CM: As a guitarist I was inspired by two guitarists, Jonah “Sabhuku” Sithole and Jimmy Hendrix. In music composition, I was greatly inspired by Bob Marley that I almost became a Rastafarian. To be a producer, I was inspired by Andrew Baird, Fortune Muparutsa and Quincy Jones.

ND: What challenges did you face during the early stages of your career?

CM: I lacked family support as my father wanted me to become a teacher or a professional in any formal job. Thus, as a youngster, I was subjected to corporal punishment each time he saw me holding a musical instrument. He only gave up beating me later when he realised that I wasn’t giving up.

Recording was not so easy back then. When I started, there was only one studio and one had to go through a tough audition. So when I was 17 (1988) with my first band, we had more than ten auditions and failed all of them until the band broke up because my fellow band members were discouraged. They quit.

Worse still, we had no money for transport and food, so we had to walk from Kuwadzana to Southerton hungry. Auditions with my second and third bands also failed and I only managed to record with Somandla Ndebele with my third band Chikokoko in 1992. That was four years later. Another challenge, after all the hustle was accessing instruments.

These days upcoming musicians get easy access to recording studios without auditions and popularity is so easy to get. So being a musician these days has far less challenges than when we started.

We had to beg established artists to play during their break times, so that we could get used to electric instruments and during our first days, we would be booed off stage because we were not that good. ND: What steps did you then take to reach to the top?

CM: Up to now I work very hard to perfect myself as a guitarist and as a multi-instrumentalist. The moment you think you are now a star, that’s when you fall. I realised I needed integrity on handling my business, private and public life. As a Christian, I valued my marriage and profession and realised that controversy didn’t sell.

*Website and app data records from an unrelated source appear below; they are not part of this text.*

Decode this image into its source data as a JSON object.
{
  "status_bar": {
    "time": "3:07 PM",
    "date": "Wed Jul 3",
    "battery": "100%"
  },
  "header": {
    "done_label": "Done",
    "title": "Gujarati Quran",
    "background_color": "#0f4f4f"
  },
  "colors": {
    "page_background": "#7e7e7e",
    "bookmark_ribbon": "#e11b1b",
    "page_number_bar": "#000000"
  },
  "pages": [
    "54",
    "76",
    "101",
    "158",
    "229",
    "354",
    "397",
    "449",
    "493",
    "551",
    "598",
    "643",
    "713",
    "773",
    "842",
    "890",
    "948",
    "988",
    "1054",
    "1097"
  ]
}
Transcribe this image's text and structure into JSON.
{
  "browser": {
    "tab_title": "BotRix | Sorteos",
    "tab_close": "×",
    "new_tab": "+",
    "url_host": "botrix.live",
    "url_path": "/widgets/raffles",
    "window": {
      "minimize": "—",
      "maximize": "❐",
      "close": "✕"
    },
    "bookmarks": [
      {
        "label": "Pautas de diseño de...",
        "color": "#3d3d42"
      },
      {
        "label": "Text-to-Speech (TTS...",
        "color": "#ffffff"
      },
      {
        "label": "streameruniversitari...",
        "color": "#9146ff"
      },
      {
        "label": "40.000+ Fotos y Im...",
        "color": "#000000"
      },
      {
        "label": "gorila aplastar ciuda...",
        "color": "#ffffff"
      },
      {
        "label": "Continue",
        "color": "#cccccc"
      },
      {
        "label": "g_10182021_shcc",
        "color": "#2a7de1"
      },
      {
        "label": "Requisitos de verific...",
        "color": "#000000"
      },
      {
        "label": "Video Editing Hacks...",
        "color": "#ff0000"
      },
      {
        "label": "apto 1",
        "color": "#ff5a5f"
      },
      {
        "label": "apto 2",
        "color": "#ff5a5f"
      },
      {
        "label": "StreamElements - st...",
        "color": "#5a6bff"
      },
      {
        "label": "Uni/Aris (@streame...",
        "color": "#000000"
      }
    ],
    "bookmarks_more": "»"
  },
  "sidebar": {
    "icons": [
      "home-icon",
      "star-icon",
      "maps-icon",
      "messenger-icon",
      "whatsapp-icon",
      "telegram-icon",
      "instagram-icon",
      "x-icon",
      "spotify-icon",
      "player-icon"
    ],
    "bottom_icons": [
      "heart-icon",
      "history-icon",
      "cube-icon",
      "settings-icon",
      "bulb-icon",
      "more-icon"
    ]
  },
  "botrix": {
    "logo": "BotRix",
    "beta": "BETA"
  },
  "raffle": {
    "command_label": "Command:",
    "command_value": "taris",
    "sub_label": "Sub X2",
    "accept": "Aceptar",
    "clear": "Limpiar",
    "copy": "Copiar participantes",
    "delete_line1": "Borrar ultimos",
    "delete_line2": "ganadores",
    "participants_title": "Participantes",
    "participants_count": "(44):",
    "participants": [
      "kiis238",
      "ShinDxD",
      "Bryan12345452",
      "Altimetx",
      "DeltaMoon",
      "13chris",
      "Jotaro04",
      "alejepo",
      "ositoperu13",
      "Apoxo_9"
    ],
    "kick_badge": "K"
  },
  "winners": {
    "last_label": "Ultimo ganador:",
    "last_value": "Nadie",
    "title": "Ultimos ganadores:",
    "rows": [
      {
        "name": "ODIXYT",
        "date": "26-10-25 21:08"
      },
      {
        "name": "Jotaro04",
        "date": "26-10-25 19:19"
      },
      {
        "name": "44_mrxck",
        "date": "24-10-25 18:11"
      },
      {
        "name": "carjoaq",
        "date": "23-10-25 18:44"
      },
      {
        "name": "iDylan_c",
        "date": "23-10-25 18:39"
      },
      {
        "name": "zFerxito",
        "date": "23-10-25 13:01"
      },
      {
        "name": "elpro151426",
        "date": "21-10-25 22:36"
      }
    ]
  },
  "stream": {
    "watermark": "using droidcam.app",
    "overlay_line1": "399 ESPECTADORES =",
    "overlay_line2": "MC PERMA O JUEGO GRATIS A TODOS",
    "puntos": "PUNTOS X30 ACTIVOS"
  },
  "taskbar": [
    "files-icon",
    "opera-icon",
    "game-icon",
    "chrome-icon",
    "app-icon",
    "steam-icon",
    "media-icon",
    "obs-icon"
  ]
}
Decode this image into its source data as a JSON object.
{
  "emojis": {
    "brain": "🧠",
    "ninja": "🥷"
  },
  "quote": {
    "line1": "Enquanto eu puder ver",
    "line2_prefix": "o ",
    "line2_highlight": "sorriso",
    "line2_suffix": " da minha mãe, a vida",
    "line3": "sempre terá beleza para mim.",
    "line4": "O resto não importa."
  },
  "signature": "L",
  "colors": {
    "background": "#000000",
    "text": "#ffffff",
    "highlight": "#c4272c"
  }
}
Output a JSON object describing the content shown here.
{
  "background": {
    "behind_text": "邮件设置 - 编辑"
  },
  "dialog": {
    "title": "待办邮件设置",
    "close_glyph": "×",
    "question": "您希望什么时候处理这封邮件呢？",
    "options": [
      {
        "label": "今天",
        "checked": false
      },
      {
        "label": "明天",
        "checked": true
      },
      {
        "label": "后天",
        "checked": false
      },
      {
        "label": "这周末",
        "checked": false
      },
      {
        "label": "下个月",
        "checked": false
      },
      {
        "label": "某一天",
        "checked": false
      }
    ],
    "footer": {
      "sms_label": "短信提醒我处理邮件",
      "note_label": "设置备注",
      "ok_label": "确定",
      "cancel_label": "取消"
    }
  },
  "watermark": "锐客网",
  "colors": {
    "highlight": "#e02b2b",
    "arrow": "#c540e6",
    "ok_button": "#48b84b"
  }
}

As a producer I took my job seriously by avoiding double-booking clients, allowing strangers to sit in a studio session they were not part of and I respected time, so my clients always felt respected. I also took opportunities seriously, that’s why I managed to buy studio equipment with my salary at Tuku Music during the four years I worked with the legend Oliver Mtukudzi, who was my best boss ever.

ND: How have you managed to balance your music, family and business for so many years?

CM: Mainly because of my Christian beliefs and my love for my wife of 18 years, Jean. I spend a lot of time with her and I call that “pest control”, it’s easy to beat temptations if you are always with your wife. Even on social networks, I make sure we are together on profile pictures. I also don’t have close female friends because I don’t want my wife to ever feel threatened.

ND: What advice would you give to young artists concerning relationships, groupies etc?

CM: In terms of women scandals, musicians need to know that there are groupies that want any musician or popular figure whether good-looking or not, and will do anything to be with you, but soon after they sleep with you they leave for the next celebrity.

There are many bands that have been covered by one groupie, so if you are new to fame and you see women falling all over you, my advice is remember that they are merely groupies and parasites who are going to do the same thing to the next artist. It isn’t that you are hot or that they care about you. You end up risking your life for two minutes of pleasure.

ND: What were your worst moments during the growth of your career?

CM: One of my worst was when we were abandoned in Alaska by a music promoter in 1992 without bus fare to return home, food or anywhere to sleep and we had to beg a football team travelling to Harare for transport and they agreed, but made fun of us all the way.